-------- Provided records --------
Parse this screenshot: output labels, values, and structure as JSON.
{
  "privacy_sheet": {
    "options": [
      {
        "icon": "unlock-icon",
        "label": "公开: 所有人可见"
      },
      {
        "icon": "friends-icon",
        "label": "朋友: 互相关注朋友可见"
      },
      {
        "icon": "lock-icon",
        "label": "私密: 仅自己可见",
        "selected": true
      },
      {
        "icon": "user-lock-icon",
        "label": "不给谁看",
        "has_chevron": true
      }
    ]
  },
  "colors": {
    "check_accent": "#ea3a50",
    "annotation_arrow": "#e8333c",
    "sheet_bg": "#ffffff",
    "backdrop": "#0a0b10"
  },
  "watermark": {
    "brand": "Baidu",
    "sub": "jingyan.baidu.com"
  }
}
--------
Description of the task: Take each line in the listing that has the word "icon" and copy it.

Reply:
        "icon": "unlock-icon",
        "icon": "friends-icon",
        "icon": "lock-icon",
        "icon": "user-lock-icon",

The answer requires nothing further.